Data provided —
• • • • •
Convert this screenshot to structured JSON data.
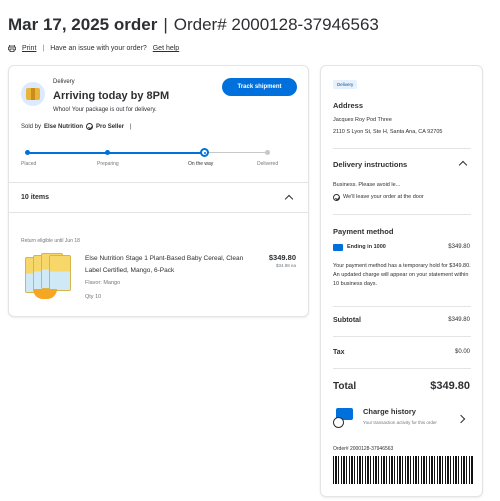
{
  "header": {
    "date_order": "Mar 17, 2025 order",
    "separator": "|",
    "order_number": "Order# 2000128-37946563"
  },
  "subnav": {
    "print_label": "Print",
    "separator": "|",
    "issue_text": "Have an issue with your order?",
    "help_link": "Get help"
  },
  "delivery": {
    "label": "Delivery",
    "title": "Arriving today by 8PM",
    "message": "Whoo! Your package is out for delivery.",
    "track_button": "Track shipment",
    "sold_by_prefix": "Sold by",
    "seller": "Else Nutrition",
    "pro_seller": "Pro Seller",
    "sold_by_sep": "|"
  },
  "progress": {
    "fraction_complete": 0.75,
    "steps": [
      {
        "label": "Placed"
      },
      {
        "label": "Preparing"
      },
      {
        "label": "On the way"
      },
      {
        "label": "Delivered"
      }
    ],
    "current_step": 2
  },
  "items": {
    "count_label": "10 items",
    "return_text": "Return eligible until Jun 18",
    "product": {
      "name": "Else Nutrition Stage 1 Plant-Based Baby Cereal, Clean Label Certified, Mango, 6-Pack",
      "flavor": "Flavor: Mango",
      "qty": "Qty 10",
      "price": "$349.80",
      "each": "$34.98 ea"
    }
  },
  "sidebar": {
    "badge": "Delivery",
    "address_heading": "Address",
    "address_name": "Jacques Roy Pod Three",
    "address_line": "2110 S Lyon St, Ste H, Santa Ana, CA 92705",
    "instructions_heading": "Delivery instructions",
    "instructions_text": "Business. Please avoid le...",
    "leave_at_door": "We'll leave your order at the door",
    "payment_heading": "Payment method",
    "card_ending": "Ending in 1000",
    "card_amount": "$349.80",
    "payment_note": "Your payment method has a temporary hold for $349.80. An updated charge will appear on your statement within 10 business days.",
    "subtotal_label": "Subtotal",
    "subtotal_value": "$349.80",
    "tax_label": "Tax",
    "tax_value": "$0.00",
    "total_label": "Total",
    "total_value": "$349.80",
    "charge_history_title": "Charge history",
    "charge_history_sub": "Your transaction activity for this order",
    "order_barcode_label": "Order# 2000128-37946563"
  },
  "colors": {
    "accent": "#0071dc",
    "text": "#2e2f32",
    "muted": "#74767c",
    "border": "#e3e4e5"
  }
}
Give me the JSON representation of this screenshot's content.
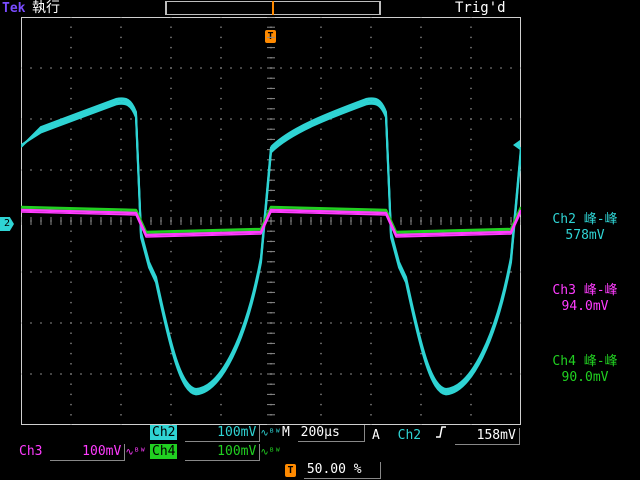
{
  "topbar": {
    "brand": "Tek",
    "mode": "執行",
    "trigger_status": "Trig'd"
  },
  "markers": {
    "trigger_top": "T",
    "trigger_bottom": "T",
    "ch2_ground": "2"
  },
  "measurements": [
    {
      "channel": "Ch2",
      "label": "Ch2 峰-峰",
      "value": "578mV",
      "color": "#2fd4d4"
    },
    {
      "channel": "Ch3",
      "label": "Ch3 峰-峰",
      "value": "94.0mV",
      "color": "#ff3cff"
    },
    {
      "channel": "Ch4",
      "label": "Ch4 峰-峰",
      "value": "90.0mV",
      "color": "#21d021"
    }
  ],
  "bottom": {
    "ch2": {
      "name": "Ch2",
      "scale": "100mV",
      "coupling": "∿ᴮᵂ"
    },
    "ch3": {
      "name": "Ch3",
      "scale": "100mV",
      "coupling": "∿ᴮᵂ"
    },
    "ch4": {
      "name": "Ch4",
      "scale": "100mV",
      "coupling": "∿ᴮᵂ"
    },
    "timebase": {
      "prefix": "M",
      "value": "200µs"
    },
    "trigger": {
      "mode": "A",
      "source": "Ch2",
      "slope_icon": "rising-edge-icon",
      "level": "158mV"
    },
    "position": {
      "marker": "T",
      "value": "50.00 %"
    }
  },
  "colors": {
    "ch2": "#2fd4d4",
    "ch3": "#ff3cff",
    "ch4": "#21d021",
    "trigger": "#ff8a00",
    "brand": "#7a4cff"
  }
}
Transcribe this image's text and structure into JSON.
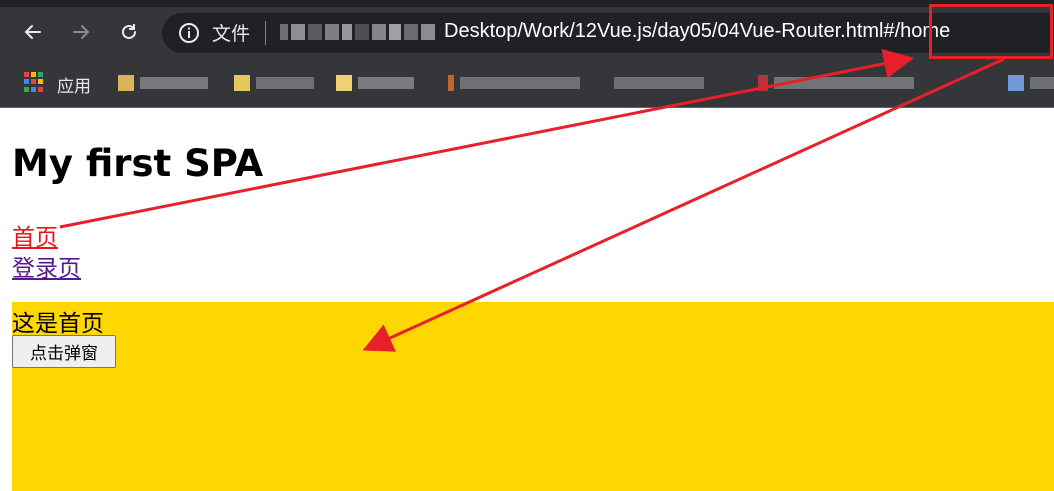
{
  "browser": {
    "address_bar": {
      "file_label": "文件",
      "url_visible": "Desktop/Work/12Vue.js/day05/04Vue-Router.html#/home"
    },
    "bookmarks_bar": {
      "apps_label": "应用"
    }
  },
  "page": {
    "title": "My first SPA",
    "nav": {
      "home_link": "首页",
      "login_link": "登录页"
    },
    "router_view": {
      "text": "这是首页",
      "button_label": "点击弹窗",
      "background": "#ffd700"
    }
  },
  "colors": {
    "annotation": "#e8202a",
    "active_link": "#e8131b",
    "visited_link": "#551a8b"
  },
  "icons": [
    "back-arrow-icon",
    "forward-arrow-icon",
    "reload-icon",
    "info-icon",
    "apps-grid-icon",
    "folder-icon"
  ]
}
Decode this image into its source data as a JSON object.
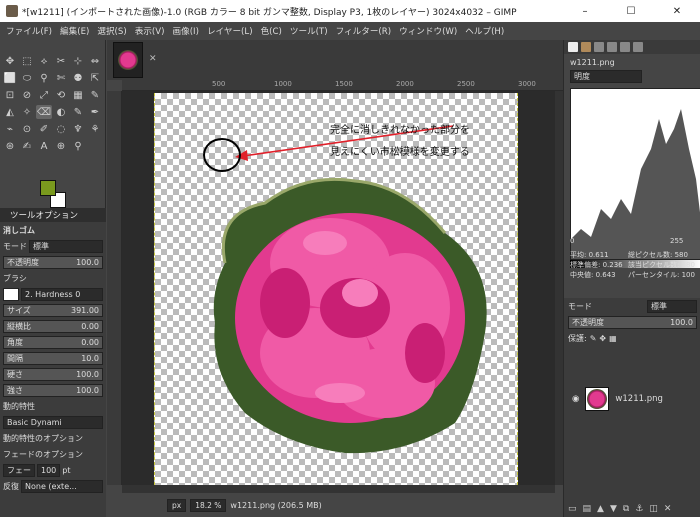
{
  "window": {
    "title": "*[w1211] (インポートされた画像)-1.0 (RGB カラー 8 bit ガンマ整数, Display P3, 1枚のレイヤー) 3024x4032 – GIMP",
    "minimize": "–",
    "maximize": "☐",
    "close": "✕"
  },
  "menu": [
    "ファイル(F)",
    "編集(E)",
    "選択(S)",
    "表示(V)",
    "画像(I)",
    "レイヤー(L)",
    "色(C)",
    "ツール(T)",
    "フィルター(R)",
    "ウィンドウ(W)",
    "ヘルプ(H)"
  ],
  "tools": [
    "✥",
    "⬚",
    "⟡",
    "✂",
    "⊹",
    "⇔",
    "⬜",
    "⬭",
    "⚲",
    "✄",
    "⚉",
    "⇱",
    "⊡",
    "⊘",
    "⤢",
    "⟲",
    "▦",
    "✎",
    "◭",
    "✧",
    "⌫",
    "◐",
    "✎",
    "✒",
    "⌁",
    "⊙",
    "✐",
    "◌",
    "♆",
    "⚘",
    "⊛",
    "✍",
    "A",
    "⊕",
    "⚲"
  ],
  "tool_options": {
    "tab": "ツールオプション",
    "title": "消しゴム",
    "mode_label": "モード",
    "mode": "標準",
    "opacity_label": "不透明度",
    "opacity": "100.0",
    "brush_label": "ブラシ",
    "brush": "2. Hardness 0",
    "size_label": "サイズ",
    "size": "391.00",
    "aspect_label": "縦横比",
    "aspect": "0.00",
    "angle_label": "角度",
    "angle": "0.00",
    "spacing_label": "間隔",
    "spacing": "10.0",
    "hardness_label": "硬さ",
    "hardness": "100.0",
    "force_label": "強さ",
    "force": "100.0",
    "dynamics_label": "動的特性",
    "dynamics": "Basic Dynami",
    "dyn_options": "動的特性のオプション",
    "fade_options": "フェードのオプション",
    "fade_label": "フェー",
    "fade_value": "100",
    "fade_unit": "pt",
    "repeat_label": "反復",
    "repeat_value": "None (exte..."
  },
  "ruler_marks": [
    "500",
    "1000",
    "1500",
    "2000",
    "2500",
    "3000"
  ],
  "annotation": {
    "line1": "完全に消しきれなかった部分を",
    "line2": "見えにくい市松模様を変更する"
  },
  "status": {
    "unit": "px",
    "zoom": "18.2 %",
    "file": "w1211.png (206.5 MB)"
  },
  "histogram": {
    "filename": "w1211.png",
    "channel": "明度",
    "low": "0",
    "high": "255",
    "mean_label": "平均:",
    "mean": "0.611",
    "std_label": "標準偏差:",
    "std": "0.236",
    "median_label": "中央値:",
    "median": "0.643",
    "pixels_label": "総ピクセル数:",
    "pixels": "580",
    "count_label": "該当ピクセル数:",
    "count": "580",
    "pct_label": "パーセンタイル:",
    "pct": "100"
  },
  "layers": {
    "mode_label": "モード",
    "mode": "標準",
    "opacity_label": "不透明度",
    "opacity": "100.0",
    "lock_label": "保護:",
    "layer_name": "w1211.png"
  },
  "colors": {
    "fg": "#7a9a1e",
    "bg": "#ffffff",
    "arrow": "#e0202a",
    "rose": "#e23a8f"
  }
}
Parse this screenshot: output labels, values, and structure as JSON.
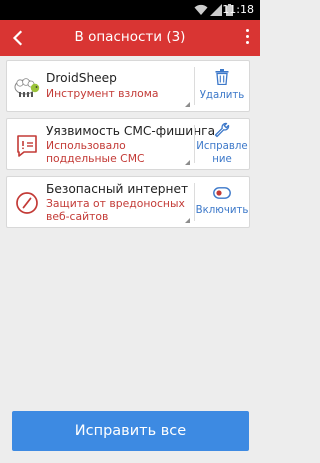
{
  "status_bar": {
    "time": "11:18",
    "icons": [
      "wifi-icon",
      "signal-icon",
      "battery-icon"
    ]
  },
  "app_bar": {
    "title": "В опасности (3)",
    "back_icon": "back-arrow-icon",
    "menu_icon": "more-vert-icon"
  },
  "colors": {
    "app_bar": "#d93533",
    "danger_text": "#c33a36",
    "action_text": "#3c78c9",
    "primary_button": "#3d8ae2"
  },
  "threats": [
    {
      "icon": "droidsheep-sheep-icon",
      "title": "DroidSheep",
      "description": "Инструмент взлома",
      "action_icon": "trash-icon",
      "action_label": "Удалить"
    },
    {
      "icon": "sms-message-icon",
      "title": "Уязвимость СМС-фишинга",
      "description": "Использовало поддельные СМС",
      "action_icon": "wrench-icon",
      "action_label": "Исправле ние"
    },
    {
      "icon": "compass-icon",
      "title": "Безопасный интернет",
      "description": "Защита от вредоносных веб-сайтов",
      "action_icon": "toggle-icon",
      "action_label": "Включить"
    }
  ],
  "fix_all_button": {
    "label": "Исправить все"
  }
}
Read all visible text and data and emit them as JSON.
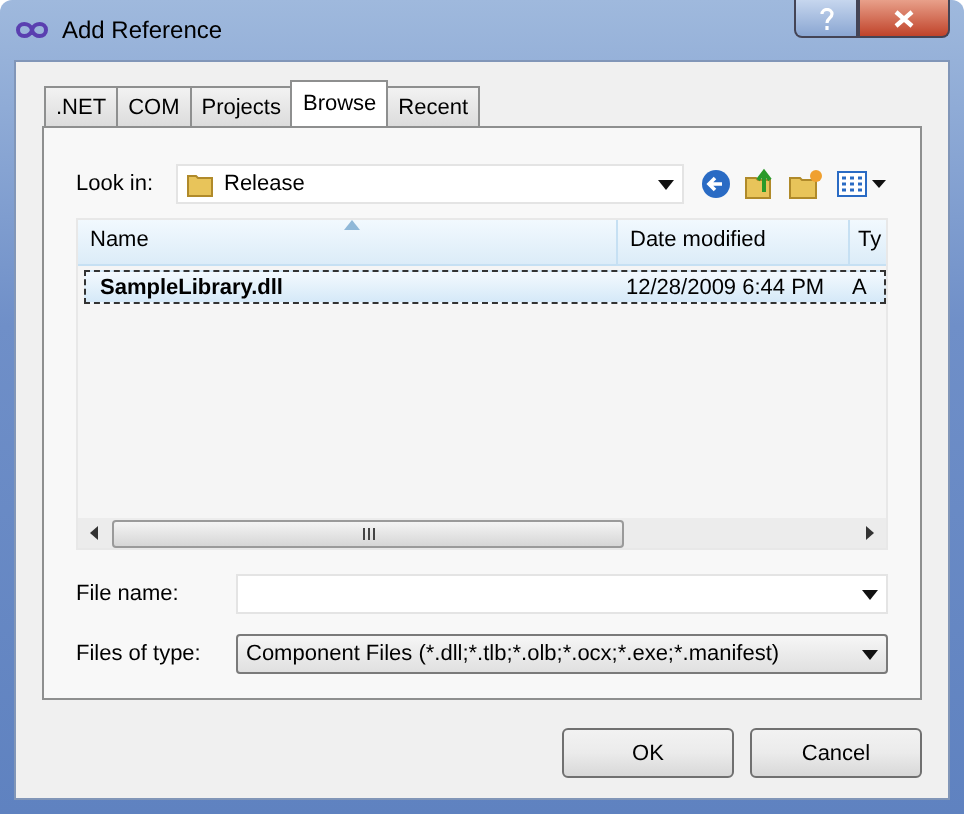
{
  "window": {
    "title": "Add Reference"
  },
  "tabs": [
    {
      "label": ".NET",
      "selected": false
    },
    {
      "label": "COM",
      "selected": false
    },
    {
      "label": "Projects",
      "selected": false
    },
    {
      "label": "Browse",
      "selected": true
    },
    {
      "label": "Recent",
      "selected": false
    }
  ],
  "look_in": {
    "label": "Look in:",
    "value": "Release"
  },
  "file_list": {
    "columns": [
      "Name",
      "Date modified",
      "Ty"
    ],
    "rows": [
      {
        "cells": [
          "SampleLibrary.dll",
          "12/28/2009 6:44 PM",
          "A"
        ],
        "selected": true
      }
    ]
  },
  "file_name": {
    "label": "File name:"
  },
  "files_of_type": {
    "label": "Files of type:",
    "value": "Component Files (*.dll;*.tlb;*.olb;*.ocx;*.exe;*.manifest)"
  },
  "buttons": [
    "OK",
    "Cancel"
  ]
}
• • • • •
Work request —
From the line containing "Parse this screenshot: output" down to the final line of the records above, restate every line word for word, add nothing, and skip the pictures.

Exercise response —
Parse this screenshot: output labels, values, and structure as JSON.
{
  "status_bar": {
    "time": "11:18",
    "icons": [
      "wifi-icon",
      "signal-icon",
      "battery-icon"
    ]
  },
  "app_bar": {
    "title": "В опасности (3)",
    "back_icon": "back-arrow-icon",
    "menu_icon": "more-vert-icon"
  },
  "colors": {
    "app_bar": "#d93533",
    "danger_text": "#c33a36",
    "action_text": "#3c78c9",
    "primary_button": "#3d8ae2"
  },
  "threats": [
    {
      "icon": "droidsheep-sheep-icon",
      "title": "DroidSheep",
      "description": "Инструмент взлома",
      "action_icon": "trash-icon",
      "action_label": "Удалить"
    },
    {
      "icon": "sms-message-icon",
      "title": "Уязвимость СМС-фишинга",
      "description": "Использовало поддельные СМС",
      "action_icon": "wrench-icon",
      "action_label": "Исправле ние"
    },
    {
      "icon": "compass-icon",
      "title": "Безопасный интернет",
      "description": "Защита от вредоносных веб-сайтов",
      "action_icon": "toggle-icon",
      "action_label": "Включить"
    }
  ],
  "fix_all_button": {
    "label": "Исправить все"
  }
}
Read all visible text and data and emit them as JSON.
{
  "window": {
    "title": "Add Reference"
  },
  "tabs": [
    {
      "label": ".NET",
      "selected": false
    },
    {
      "label": "COM",
      "selected": false
    },
    {
      "label": "Projects",
      "selected": false
    },
    {
      "label": "Browse",
      "selected": true
    },
    {
      "label": "Recent",
      "selected": false
    }
  ],
  "look_in": {
    "label": "Look in:",
    "value": "Release"
  },
  "file_list": {
    "columns": [
      "Name",
      "Date modified",
      "Ty"
    ],
    "rows": [
      {
        "cells": [
          "SampleLibrary.dll",
          "12/28/2009 6:44 PM",
          "A"
        ],
        "selected": true
      }
    ]
  },
  "file_name": {
    "label": "File name:"
  },
  "files_of_type": {
    "label": "Files of type:",
    "value": "Component Files (*.dll;*.tlb;*.olb;*.ocx;*.exe;*.manifest)"
  },
  "buttons": [
    "OK",
    "Cancel"
  ]
}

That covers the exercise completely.